This roadster, or OTS (open two-seater) in Jaguar parlance, is finished in cream over red and was restored in 1998. This is best of all of the early XKs, and it’s now offered by private sale. Click here for more info.
The World Sportscar Championship was a serious place to be in the 1970s. Some of the most legendary race cars of all time came out of manufacturer desperation to win in this series. Its golden era was roughly between 1966 and 1981, when Group C appeared and everything changed.
So it’s no wonder that Alfa Romeo’s “33” line of endurance racing prototypes was updated fairly frequently between 1966 and 1977. The Tipo 33/3 was introduced in 1967, and by 1969 they realized they could do better. They entered the Tipo 33 TT 3 beginning in 1971.
Differences included a steel space-frame chassis and redesigned cylinder heads for the 3.0-liter V8 that upped output to 440 horsepower (at a shrieking 9,800 rpm). This car was a factory Autodelta racer, and it’s competition history includes:
1972 24 Hours of Le Mans – 4th (with Andrea de Adamich and Nino Vaccarella)
The car was sold in 1974 to a privateer and later passed through a number of collections. It raced at the Le Mans Classic in 2012 and was last on track there in 2018. Alfa shifted to 12-cylinders after this, making the 33 TT 3 the last great V8-powered Alfa prototype racer. It can now be yours, and more info is available here.
AC’s first post-war product was the 2-Litre, a kind of frumpy-looking thing using an engine that dated back to 1922. In 1953, they decided to put a sports car into production that was based on a John Tojeiro design. That same dated 2.0-liter engine was the initial underhood offering, but things soon got more exciting.
Beginning in 1956, AC offered a 2.0-liter inline-six from Bristol that made 120 horsepower. Sadly, this engine was also based on a pre-war design, but it made the car capable of 116 mph, which really upped AC’s sports car cred. They won their class at Le Mans and were popular on the sports car racing circuit. By 1961, a Ford-based 2.6-liter inline-six was offered for a short time. AC also offered a coupe version called the Aceca.
The Ace ceased production in 1963, but by that point, an American called Carroll Shelby had found the car and stuffed a V8 into it and called it the Cobra.

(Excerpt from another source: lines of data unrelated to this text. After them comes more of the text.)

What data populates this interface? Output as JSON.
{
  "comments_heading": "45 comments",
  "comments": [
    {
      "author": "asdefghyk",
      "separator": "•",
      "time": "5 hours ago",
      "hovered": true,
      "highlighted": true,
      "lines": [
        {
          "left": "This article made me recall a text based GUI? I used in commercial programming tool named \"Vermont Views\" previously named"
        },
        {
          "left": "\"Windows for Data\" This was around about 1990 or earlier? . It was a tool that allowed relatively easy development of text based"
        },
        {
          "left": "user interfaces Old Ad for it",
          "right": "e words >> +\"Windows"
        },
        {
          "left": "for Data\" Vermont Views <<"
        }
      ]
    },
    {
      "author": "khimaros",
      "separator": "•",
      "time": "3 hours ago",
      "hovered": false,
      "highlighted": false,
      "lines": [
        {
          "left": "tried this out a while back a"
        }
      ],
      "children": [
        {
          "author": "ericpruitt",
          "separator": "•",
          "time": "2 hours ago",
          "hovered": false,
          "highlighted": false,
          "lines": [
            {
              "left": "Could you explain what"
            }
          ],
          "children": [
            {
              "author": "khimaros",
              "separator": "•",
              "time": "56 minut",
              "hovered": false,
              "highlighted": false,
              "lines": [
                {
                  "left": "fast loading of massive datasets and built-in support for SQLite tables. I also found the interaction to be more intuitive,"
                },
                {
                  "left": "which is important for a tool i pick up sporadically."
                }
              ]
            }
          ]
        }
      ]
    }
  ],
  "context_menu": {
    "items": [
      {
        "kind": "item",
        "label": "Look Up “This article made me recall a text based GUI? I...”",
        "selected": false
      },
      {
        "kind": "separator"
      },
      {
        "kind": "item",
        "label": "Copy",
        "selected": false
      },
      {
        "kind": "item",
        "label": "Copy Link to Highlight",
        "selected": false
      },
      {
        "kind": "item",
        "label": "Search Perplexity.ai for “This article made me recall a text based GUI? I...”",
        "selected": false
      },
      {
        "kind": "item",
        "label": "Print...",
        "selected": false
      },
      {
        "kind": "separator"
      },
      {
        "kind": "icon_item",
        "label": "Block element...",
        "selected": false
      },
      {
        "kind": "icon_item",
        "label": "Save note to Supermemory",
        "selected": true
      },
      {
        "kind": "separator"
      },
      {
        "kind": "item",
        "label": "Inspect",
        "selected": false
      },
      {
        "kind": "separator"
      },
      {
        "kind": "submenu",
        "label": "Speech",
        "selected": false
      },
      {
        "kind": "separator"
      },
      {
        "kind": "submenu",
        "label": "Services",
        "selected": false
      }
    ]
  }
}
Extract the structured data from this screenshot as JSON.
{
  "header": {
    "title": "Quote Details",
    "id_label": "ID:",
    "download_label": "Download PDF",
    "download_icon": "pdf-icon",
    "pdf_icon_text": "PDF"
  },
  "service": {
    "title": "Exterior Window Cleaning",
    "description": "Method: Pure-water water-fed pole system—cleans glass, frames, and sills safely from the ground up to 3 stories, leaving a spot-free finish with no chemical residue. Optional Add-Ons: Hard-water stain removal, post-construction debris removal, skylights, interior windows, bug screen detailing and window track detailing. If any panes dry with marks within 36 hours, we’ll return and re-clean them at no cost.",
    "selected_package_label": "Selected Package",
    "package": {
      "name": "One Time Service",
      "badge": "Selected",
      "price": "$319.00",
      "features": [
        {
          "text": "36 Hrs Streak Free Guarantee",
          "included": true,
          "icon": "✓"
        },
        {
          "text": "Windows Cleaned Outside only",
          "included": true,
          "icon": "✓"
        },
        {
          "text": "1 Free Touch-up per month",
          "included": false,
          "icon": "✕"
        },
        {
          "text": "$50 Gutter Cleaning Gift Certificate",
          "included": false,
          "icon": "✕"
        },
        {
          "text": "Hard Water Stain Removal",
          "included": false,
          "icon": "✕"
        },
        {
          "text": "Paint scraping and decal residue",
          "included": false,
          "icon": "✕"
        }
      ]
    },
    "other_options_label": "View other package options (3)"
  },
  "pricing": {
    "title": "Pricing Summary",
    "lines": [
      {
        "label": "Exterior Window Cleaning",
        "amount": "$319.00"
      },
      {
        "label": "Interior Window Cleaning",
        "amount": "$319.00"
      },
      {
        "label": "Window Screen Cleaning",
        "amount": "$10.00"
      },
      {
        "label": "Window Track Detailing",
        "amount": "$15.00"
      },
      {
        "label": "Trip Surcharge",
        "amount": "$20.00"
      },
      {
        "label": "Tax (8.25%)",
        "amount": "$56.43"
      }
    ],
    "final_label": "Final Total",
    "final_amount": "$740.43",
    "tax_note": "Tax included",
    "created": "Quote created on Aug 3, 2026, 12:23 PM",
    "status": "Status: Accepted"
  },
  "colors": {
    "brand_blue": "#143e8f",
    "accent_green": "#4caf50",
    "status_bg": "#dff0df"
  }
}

The Ace name would also reappear in the 1990s on a different car.
In all, 463 Aces were built with a Bristol powerplant, the most common of the three engines offered. But it’s still rare, and it’s still “one of those cars.” It’s sports car royalty, and it’s for sale by Bonhams for $423,164. Click here for more info.
For Sale by Classic Automobiles Worldwide Ltd | London, U.K.
The Jensen CV8 was one of the fastest four-seat cars of the early 1960s. A two-door grand tourer, the CV8 was produced in three series between 1962 and 1966. Only 500 were produced, all but two of which were hardtop coupes.
The factory produced two non-coupes: a targa-like Sedanca and a single convertible, which is the car you see here. This car started life as a Mark II chassis and received some of the Mark III touches before it was completed.
Power is from a 6.3-liter Chrysler V8 that made 330 horsepower. The car is now offered in London and has a long detailed story that you can read more of here.